__ACTIVITY__. Count the lines below that hold the word "this" and say how many, with no other text.

__RAW DATA__.

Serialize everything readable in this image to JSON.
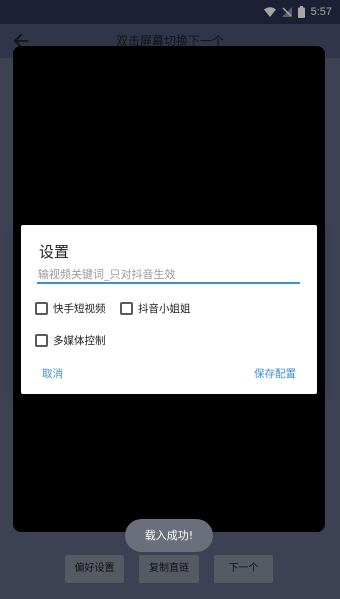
{
  "status": {
    "time": "5:57"
  },
  "app": {
    "title": "双击屏幕切换下一个"
  },
  "dialog": {
    "title": "设置",
    "keyword_placeholder": "输视频关键词_只对抖音生效",
    "keyword_value": "",
    "options": [
      {
        "label": "快手短视频",
        "checked": false
      },
      {
        "label": "抖音小姐姐",
        "checked": false
      },
      {
        "label": "多媒体控制",
        "checked": false
      }
    ],
    "cancel_label": "取消",
    "save_label": "保存配置"
  },
  "toast": {
    "text": "载入成功!"
  },
  "bottom": {
    "prefs_label": "偏好设置",
    "copy_link_label": "复制直链",
    "next_label": "下一个"
  },
  "colors": {
    "accent": "#3b8fd6",
    "status_bar": "#2d3150",
    "app_bar": "#4b5270",
    "background": "#5c6480",
    "video": "#000000"
  }
}
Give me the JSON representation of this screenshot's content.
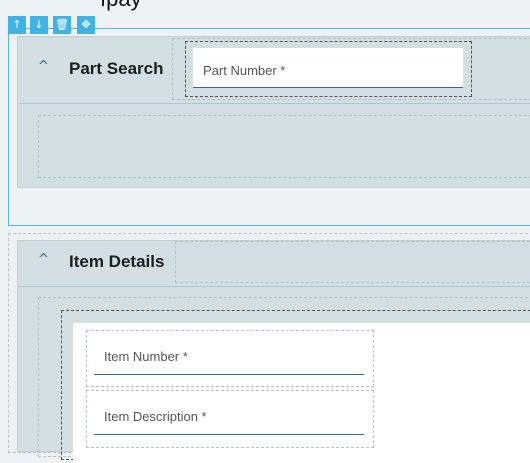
{
  "toolbar": {
    "move_up_icon": "↑",
    "move_down_icon": "↓",
    "delete_icon": "🗑",
    "drag_icon": "✥"
  },
  "page": {
    "title_fragment": "ıpay"
  },
  "part_search": {
    "title": "Part Search",
    "collapse_icon": "^",
    "part_number_label": "Part Number *"
  },
  "item_details": {
    "title": "Item Details",
    "collapse_icon": "^",
    "item_number_label": "Item Number *",
    "item_description_label": "Item Description *"
  },
  "colors": {
    "accent": "#3fb3e6",
    "panel": "#d3dfe3",
    "underline": "#2d6b90"
  }
}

__TASK RESPONSE__. 2